Harlem on His Mind
Although Jackson, 42, and his wife, stage actress LaTanya Richardson, 40, have shielded their potpourri-scented home behind an iron fence and send daughter Zoe, 9, to a private school on the posh Upper East Side, tragedies are close by. "I've had friends who have sold everything—their clothes, even their condominiums—and smoked them all away," says the lean, 6'3" Jackson. "I remembered all the desperation of those people when I was thinking about Gator."
The inspiration was clearly sufficient. Jackson's rack-thin Gator literally shakes, rattles and rolls with crack fever and so dazzled the Cannes judges in May that they created a new award, Best Supporting Actor, just for him. Already critics are murmuring about a possible Academy Award next year.
For Jackson, the recognition is a validation of 20 years of bad-guy bit parts on TV and in such films as 1988's Coming to America and last year's GoodFellas. Whenever Jackson railed against the typecasting he faced, wife LaTanya advised patience. "She made me see that Humphrey Bogart and James Cagney made whole careers out of being villains," says Jackson.
In his sitting room overlooking the garden, Jackson recalls discovering boyhood heroes Sidney Poitier and Errol Flyrm at the two theaters open to blacks in Chattanooga, where he was raised by his mother, Elizabeth, and her parents (his absentee dad lived in Kansas City, Mo.). His mom, a former clothing buyer, wanted Sam to be a pediatrician.
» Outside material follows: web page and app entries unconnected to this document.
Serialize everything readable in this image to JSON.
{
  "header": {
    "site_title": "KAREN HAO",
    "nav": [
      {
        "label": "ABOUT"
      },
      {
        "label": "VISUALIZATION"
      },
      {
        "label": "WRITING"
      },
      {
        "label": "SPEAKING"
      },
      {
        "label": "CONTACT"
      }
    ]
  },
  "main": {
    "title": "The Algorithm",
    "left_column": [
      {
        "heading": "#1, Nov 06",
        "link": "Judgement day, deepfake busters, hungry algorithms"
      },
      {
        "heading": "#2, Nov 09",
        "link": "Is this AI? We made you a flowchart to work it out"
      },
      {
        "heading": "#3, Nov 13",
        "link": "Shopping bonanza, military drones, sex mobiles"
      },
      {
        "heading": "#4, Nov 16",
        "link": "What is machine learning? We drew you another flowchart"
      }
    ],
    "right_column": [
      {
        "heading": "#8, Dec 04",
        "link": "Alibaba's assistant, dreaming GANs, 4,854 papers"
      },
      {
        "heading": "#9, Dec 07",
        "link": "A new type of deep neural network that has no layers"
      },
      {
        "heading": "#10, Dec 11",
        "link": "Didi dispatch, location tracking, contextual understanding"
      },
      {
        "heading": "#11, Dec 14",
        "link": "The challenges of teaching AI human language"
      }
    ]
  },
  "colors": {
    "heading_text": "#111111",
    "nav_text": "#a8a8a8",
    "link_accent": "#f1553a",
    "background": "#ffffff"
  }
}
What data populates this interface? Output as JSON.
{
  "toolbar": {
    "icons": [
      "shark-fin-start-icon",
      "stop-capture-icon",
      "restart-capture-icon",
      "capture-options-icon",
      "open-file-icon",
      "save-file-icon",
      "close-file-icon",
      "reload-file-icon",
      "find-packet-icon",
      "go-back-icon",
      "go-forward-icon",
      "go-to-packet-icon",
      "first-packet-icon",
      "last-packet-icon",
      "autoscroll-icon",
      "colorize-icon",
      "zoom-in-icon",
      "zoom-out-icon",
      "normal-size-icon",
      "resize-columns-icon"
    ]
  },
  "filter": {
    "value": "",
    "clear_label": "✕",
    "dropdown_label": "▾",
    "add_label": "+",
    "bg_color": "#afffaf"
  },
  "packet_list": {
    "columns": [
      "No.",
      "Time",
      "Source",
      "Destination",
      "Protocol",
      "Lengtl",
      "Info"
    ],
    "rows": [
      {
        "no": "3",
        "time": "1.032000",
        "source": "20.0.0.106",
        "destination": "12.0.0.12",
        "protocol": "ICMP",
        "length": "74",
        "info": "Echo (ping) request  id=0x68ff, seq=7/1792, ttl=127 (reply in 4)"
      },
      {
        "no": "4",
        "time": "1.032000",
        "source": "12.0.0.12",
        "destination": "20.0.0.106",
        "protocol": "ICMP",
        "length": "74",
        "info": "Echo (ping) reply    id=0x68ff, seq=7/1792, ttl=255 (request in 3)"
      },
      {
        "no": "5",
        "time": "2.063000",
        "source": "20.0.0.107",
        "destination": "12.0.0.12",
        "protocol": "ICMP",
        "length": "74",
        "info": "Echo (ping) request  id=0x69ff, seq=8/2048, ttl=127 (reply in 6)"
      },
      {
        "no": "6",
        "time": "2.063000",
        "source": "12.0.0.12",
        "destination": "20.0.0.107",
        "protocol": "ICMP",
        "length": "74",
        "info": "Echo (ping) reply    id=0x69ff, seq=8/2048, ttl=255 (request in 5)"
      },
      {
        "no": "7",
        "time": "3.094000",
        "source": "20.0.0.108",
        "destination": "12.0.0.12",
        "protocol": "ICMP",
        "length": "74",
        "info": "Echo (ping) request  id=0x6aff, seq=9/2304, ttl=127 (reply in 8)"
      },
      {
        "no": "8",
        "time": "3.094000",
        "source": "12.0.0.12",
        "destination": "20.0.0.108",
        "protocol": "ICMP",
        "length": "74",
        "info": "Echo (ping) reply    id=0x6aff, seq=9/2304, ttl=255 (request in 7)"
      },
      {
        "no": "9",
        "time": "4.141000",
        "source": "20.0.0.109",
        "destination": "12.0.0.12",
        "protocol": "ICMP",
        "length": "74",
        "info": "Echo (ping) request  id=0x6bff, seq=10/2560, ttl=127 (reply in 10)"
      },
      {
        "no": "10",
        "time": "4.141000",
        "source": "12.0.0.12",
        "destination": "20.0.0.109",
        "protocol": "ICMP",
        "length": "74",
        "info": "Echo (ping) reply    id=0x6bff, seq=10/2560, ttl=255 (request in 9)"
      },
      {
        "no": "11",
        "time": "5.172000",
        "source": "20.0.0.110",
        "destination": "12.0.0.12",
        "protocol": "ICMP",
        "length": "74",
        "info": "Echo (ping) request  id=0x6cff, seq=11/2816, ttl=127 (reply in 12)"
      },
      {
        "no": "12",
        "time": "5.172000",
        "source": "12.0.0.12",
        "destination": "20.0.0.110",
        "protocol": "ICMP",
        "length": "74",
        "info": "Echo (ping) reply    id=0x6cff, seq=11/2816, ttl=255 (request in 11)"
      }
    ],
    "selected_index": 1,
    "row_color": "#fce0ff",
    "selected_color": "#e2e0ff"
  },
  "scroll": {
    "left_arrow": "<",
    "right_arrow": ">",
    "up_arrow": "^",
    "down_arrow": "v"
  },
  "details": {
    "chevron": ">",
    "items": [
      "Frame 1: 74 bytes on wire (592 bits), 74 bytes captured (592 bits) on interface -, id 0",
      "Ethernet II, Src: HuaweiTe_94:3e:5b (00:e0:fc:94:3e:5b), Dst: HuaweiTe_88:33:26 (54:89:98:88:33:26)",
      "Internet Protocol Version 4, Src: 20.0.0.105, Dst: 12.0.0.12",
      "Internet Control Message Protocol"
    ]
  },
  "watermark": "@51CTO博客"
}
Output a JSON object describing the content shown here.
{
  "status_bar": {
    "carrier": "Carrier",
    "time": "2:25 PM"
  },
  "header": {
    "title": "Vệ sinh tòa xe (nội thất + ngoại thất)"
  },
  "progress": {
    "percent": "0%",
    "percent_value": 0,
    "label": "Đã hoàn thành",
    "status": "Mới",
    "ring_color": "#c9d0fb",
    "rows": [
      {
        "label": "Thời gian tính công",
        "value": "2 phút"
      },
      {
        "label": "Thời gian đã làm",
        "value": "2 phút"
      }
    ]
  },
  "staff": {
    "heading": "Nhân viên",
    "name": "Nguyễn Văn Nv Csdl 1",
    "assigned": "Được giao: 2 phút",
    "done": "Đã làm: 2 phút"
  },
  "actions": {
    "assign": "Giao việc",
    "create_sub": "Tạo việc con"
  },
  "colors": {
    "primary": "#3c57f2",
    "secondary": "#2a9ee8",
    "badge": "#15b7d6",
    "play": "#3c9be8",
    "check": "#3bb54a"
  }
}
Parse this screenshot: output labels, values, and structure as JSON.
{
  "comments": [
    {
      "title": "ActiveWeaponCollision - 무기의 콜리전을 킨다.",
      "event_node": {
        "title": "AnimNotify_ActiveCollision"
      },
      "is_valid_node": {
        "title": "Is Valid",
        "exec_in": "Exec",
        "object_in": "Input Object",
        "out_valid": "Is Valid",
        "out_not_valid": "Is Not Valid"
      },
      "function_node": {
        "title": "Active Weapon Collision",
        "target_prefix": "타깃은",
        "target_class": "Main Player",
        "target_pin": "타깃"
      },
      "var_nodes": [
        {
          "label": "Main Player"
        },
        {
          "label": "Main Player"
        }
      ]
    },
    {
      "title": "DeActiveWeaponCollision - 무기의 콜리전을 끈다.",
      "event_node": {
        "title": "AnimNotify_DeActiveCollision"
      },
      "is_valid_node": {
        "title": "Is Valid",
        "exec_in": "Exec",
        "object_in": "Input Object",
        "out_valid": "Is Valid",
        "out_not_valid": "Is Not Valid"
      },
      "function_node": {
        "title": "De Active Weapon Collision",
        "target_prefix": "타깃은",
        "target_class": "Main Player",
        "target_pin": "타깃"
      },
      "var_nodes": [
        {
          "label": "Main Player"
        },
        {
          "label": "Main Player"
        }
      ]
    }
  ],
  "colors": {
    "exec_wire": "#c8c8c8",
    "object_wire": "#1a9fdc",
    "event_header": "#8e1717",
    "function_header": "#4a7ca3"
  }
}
But at Atlanta's Morehouse College, he mined the drama department at sister school Spelman College, where he met La-Tanya, and dabbled in radical politics. He and LaTanya joined a local black theater, which he calls "our 'hate whities' theater, complete with conga drums, Baraka poems and takeoffs on the Supremes called the Supremacists."
During his junior year in 1969, Jackson and other students held several school trustees, including Martin Luther King Sr., hostage to protest the lack of a black studies program and of black trustees. Jackson was temporarily expelled—he graduated in 1972—but counts a victory. "All the things we wanted got done when we were gone."
Jackson's first big break was hyping Crystal Hamburgers for the Southern fast-food chain. Since heading to New York City in 1976 (he and LaTanya married in 1980), Jackson has moved from low budget to high budget and back again, spending two years as Bill Cosby's TV stand-in and appearing in the original production of August Wilson's The Piano Lesson. Jackson says white directors have limited his career. "I've been told that I wasn't African enough or not an exotic Negro," he says, recalling how he was turned away from a part in Roots. "What does that mean?"
Fellow Morehouse grad Spike Lee, who was studying filmmaking at NYU when he met the actor, has given Jackson diverse roles in four of his five films, including hip deejay Mister Senor Love Daddy in Do the Right Thing. Says Lee: "Talented people like Sam need a vehicle to show what they can do." Nowadays, Jackson gets sporadic calls from Lee: "Malcolm. September. Be ready," to remind him he'll have a part—still undetermined—in Lee's Malcolm X, which stars Denzel Washington.
Meanwhile, Jackson is filing for unemployment and looking for work. He says that even if Hollywood comes courting, Harlem will always be his base. "It's black. I'm used to it, and it's a comfort zone for me," he says, even though the occasional gunfire forces him to make the streets off-limits to Zoe. "So for now, I'm going to sit in my backyard and just chill."
SUE CARSWELL in Harlem